───── EXCERPTED DATA

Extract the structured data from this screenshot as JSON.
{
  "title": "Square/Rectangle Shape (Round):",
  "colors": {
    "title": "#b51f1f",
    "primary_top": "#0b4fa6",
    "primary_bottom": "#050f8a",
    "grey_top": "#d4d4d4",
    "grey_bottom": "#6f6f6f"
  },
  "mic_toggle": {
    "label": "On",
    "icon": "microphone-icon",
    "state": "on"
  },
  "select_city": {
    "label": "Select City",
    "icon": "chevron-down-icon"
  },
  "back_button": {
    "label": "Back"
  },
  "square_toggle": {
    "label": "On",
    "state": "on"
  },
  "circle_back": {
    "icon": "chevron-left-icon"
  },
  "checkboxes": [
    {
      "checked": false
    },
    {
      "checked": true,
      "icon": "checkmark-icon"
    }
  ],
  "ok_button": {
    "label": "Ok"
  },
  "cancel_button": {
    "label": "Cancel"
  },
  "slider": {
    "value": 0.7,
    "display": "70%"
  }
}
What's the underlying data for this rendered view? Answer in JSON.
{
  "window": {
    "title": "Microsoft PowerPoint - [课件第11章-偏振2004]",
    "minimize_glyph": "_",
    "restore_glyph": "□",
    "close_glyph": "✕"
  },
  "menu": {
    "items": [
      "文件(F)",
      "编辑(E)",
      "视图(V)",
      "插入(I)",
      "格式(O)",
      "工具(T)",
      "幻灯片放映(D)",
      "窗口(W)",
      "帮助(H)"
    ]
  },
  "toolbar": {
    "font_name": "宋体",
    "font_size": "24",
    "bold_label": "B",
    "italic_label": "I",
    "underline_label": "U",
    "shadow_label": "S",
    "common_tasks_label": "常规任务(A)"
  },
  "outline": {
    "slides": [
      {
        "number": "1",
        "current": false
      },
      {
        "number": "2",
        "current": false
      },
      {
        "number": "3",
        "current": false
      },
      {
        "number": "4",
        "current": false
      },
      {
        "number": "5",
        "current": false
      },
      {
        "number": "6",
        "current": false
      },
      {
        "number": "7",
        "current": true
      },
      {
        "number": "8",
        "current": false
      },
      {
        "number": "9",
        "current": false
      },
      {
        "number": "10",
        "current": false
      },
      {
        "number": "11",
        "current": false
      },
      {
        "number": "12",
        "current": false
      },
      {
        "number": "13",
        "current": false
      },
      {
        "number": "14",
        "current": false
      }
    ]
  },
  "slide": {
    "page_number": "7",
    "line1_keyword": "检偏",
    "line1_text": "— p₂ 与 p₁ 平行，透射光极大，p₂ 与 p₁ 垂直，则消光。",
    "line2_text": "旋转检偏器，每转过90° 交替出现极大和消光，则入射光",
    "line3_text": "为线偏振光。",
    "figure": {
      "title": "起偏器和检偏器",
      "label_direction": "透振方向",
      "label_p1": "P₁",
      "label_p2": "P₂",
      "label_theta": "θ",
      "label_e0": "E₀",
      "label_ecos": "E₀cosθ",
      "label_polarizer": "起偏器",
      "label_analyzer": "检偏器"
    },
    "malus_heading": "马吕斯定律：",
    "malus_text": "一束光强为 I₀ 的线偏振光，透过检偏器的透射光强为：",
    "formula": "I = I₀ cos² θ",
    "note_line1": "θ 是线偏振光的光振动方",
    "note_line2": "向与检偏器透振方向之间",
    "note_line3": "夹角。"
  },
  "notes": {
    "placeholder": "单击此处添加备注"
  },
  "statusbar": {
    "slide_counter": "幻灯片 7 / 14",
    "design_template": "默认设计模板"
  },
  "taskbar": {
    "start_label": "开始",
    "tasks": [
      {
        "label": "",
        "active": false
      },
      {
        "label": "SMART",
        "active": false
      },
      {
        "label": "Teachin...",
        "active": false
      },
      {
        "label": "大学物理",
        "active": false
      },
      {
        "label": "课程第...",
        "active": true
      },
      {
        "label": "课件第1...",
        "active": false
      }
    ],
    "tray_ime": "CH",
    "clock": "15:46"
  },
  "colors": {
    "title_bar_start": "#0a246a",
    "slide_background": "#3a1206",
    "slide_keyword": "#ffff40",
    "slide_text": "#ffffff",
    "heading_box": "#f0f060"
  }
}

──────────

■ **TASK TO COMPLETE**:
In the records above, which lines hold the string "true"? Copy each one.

■ **RESPONSE TO THIS TASK**:
      "checked": true,
        "current": true
        "active": true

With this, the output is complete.